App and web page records
--- START ---
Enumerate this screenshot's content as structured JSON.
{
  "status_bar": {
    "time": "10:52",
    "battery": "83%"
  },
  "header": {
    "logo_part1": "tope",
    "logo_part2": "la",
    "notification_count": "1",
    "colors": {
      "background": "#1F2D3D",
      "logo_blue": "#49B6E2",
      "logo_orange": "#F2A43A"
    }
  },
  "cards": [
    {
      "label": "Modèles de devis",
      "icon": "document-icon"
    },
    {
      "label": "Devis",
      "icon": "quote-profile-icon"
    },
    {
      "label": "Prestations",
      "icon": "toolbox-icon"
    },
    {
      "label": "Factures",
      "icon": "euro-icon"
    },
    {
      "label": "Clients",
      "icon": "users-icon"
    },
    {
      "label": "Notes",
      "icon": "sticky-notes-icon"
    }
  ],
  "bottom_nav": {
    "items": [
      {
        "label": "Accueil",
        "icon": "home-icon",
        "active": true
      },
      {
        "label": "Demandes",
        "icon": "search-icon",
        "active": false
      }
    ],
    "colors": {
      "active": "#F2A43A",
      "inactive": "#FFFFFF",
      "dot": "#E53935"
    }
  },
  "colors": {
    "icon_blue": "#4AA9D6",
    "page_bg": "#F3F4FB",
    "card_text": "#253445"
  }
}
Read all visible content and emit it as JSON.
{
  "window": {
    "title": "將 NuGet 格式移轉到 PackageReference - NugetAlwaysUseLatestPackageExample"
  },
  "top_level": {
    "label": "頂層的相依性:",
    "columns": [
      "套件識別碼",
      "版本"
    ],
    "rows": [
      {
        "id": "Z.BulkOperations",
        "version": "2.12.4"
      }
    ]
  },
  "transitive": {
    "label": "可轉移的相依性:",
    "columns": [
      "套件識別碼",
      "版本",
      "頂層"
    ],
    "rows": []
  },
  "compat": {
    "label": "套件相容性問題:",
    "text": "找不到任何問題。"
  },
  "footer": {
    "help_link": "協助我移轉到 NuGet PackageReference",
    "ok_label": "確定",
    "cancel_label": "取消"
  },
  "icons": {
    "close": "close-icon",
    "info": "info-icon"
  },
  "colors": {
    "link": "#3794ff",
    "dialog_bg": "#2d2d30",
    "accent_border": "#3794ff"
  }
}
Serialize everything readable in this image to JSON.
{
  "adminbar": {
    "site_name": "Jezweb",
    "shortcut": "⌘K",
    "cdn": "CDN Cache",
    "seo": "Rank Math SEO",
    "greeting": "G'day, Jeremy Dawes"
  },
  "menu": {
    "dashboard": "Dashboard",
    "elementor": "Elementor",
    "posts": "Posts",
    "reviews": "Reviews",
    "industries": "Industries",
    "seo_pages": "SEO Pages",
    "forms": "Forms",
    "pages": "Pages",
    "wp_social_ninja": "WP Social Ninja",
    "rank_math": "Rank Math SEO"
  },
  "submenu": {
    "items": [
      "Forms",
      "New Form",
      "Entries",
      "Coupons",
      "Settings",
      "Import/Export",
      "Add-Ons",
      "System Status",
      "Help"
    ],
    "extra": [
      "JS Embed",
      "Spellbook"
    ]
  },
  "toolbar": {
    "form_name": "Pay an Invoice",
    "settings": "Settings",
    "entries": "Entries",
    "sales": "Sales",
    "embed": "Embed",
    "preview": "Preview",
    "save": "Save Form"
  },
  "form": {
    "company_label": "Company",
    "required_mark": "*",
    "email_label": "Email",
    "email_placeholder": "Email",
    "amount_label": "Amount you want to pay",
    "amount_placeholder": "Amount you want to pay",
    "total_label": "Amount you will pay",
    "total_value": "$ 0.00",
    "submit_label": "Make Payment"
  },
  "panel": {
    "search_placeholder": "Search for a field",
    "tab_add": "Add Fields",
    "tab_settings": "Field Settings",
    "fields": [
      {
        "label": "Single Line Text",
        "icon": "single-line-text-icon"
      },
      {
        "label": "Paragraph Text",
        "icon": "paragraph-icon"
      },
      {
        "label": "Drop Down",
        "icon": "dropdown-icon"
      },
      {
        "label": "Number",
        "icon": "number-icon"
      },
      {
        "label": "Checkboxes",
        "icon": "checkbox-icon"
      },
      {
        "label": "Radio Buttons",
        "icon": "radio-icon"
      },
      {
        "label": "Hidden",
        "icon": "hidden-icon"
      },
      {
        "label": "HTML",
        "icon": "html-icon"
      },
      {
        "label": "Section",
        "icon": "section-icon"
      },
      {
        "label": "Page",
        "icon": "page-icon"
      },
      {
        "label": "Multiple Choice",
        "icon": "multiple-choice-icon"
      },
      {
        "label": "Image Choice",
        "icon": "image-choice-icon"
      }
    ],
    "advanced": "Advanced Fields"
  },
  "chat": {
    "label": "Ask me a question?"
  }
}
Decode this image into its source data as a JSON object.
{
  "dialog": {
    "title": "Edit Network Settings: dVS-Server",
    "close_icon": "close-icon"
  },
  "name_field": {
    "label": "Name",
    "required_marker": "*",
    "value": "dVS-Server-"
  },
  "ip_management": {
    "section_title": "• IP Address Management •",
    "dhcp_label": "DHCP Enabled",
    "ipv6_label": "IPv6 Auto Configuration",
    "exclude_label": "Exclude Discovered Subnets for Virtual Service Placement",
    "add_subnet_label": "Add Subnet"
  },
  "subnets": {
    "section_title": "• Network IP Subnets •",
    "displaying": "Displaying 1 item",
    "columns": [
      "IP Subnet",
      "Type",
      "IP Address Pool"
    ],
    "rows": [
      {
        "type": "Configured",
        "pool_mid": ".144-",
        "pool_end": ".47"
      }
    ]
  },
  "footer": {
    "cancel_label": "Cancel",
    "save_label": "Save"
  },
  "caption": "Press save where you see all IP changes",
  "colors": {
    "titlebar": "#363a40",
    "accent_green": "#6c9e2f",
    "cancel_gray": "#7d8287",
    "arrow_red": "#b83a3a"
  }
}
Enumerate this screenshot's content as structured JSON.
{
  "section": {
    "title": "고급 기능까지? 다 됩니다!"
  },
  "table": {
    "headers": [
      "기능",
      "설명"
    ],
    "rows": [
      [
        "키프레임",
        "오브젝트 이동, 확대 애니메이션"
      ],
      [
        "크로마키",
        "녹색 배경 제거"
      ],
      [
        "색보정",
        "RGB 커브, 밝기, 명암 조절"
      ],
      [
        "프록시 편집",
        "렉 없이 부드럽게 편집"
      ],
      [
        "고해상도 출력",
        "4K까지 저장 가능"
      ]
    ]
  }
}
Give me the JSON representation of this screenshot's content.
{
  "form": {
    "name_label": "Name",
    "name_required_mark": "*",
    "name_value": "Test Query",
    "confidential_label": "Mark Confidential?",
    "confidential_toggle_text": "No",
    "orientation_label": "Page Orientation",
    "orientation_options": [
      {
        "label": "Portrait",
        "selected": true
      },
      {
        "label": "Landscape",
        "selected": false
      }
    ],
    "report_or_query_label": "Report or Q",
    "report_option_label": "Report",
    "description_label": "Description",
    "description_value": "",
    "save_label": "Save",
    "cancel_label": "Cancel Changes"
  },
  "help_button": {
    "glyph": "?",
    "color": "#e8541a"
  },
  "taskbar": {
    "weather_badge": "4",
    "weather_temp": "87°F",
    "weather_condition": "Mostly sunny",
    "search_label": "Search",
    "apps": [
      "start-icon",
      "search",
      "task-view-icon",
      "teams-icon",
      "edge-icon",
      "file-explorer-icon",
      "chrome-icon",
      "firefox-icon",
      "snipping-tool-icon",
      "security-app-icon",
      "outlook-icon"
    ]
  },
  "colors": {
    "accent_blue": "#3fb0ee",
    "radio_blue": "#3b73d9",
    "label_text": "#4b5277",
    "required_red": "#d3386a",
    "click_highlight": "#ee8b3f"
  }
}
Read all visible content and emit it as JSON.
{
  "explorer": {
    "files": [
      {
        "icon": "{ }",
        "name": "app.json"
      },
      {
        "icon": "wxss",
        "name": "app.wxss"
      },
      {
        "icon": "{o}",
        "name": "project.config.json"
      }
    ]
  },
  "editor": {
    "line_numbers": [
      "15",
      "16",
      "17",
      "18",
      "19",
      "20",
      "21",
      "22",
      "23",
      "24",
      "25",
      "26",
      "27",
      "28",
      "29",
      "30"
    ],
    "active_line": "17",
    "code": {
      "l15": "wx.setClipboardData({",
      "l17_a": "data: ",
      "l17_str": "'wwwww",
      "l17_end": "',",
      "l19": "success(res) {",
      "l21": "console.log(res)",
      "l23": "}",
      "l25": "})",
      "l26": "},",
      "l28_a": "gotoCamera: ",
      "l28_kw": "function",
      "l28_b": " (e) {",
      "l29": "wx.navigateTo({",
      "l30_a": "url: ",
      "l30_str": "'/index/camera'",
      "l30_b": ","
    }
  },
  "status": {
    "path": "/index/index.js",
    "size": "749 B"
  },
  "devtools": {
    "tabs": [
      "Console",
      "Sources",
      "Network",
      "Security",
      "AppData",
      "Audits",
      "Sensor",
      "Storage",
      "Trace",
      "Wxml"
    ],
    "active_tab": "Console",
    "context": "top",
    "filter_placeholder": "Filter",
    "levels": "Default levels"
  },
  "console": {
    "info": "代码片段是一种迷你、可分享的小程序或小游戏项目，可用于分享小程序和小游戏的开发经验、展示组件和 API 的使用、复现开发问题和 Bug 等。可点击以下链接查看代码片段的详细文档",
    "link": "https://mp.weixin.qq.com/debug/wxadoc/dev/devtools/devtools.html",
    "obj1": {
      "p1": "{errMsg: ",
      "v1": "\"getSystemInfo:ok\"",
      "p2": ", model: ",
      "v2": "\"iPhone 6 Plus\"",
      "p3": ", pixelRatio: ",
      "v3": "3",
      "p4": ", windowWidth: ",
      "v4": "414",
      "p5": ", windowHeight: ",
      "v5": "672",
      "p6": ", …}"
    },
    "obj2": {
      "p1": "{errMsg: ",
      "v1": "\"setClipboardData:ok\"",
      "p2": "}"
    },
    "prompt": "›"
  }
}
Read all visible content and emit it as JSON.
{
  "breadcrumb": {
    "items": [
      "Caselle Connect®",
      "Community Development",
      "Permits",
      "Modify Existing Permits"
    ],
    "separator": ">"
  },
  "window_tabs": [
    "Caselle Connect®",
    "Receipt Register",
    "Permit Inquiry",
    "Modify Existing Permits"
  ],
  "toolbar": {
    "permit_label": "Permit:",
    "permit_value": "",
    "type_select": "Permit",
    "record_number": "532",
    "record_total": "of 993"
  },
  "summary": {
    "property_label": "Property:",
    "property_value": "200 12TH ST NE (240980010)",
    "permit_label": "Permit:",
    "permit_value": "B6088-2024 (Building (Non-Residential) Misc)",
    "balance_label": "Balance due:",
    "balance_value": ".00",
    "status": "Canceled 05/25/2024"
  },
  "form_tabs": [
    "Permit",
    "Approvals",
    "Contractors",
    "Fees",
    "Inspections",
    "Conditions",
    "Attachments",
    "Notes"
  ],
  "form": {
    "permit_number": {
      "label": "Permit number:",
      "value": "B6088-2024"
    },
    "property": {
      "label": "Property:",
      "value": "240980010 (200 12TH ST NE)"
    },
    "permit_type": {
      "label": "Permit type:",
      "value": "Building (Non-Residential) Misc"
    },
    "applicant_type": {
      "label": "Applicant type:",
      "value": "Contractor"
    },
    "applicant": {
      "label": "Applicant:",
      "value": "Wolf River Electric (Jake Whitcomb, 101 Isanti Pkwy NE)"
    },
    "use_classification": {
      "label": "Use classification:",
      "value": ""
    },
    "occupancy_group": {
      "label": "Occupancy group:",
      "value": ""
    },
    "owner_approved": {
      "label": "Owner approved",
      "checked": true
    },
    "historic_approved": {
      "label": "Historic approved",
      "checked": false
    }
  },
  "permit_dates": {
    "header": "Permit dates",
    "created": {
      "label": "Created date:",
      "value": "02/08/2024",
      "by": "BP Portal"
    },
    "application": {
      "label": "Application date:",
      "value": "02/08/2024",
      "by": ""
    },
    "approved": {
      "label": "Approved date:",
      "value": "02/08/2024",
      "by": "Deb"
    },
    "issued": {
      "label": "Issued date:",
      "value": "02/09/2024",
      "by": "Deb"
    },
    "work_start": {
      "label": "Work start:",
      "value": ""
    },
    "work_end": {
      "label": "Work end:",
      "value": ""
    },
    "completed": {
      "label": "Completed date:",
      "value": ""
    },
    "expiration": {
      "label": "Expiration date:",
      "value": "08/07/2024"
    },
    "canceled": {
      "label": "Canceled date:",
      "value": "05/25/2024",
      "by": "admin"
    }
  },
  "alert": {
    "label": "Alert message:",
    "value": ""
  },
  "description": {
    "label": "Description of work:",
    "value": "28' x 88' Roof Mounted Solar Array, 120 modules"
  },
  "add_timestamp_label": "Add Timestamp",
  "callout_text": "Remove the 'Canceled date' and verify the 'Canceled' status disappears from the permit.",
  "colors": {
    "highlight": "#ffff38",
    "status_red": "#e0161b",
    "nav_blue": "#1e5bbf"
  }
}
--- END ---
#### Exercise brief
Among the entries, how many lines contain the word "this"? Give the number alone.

#### Task answer
5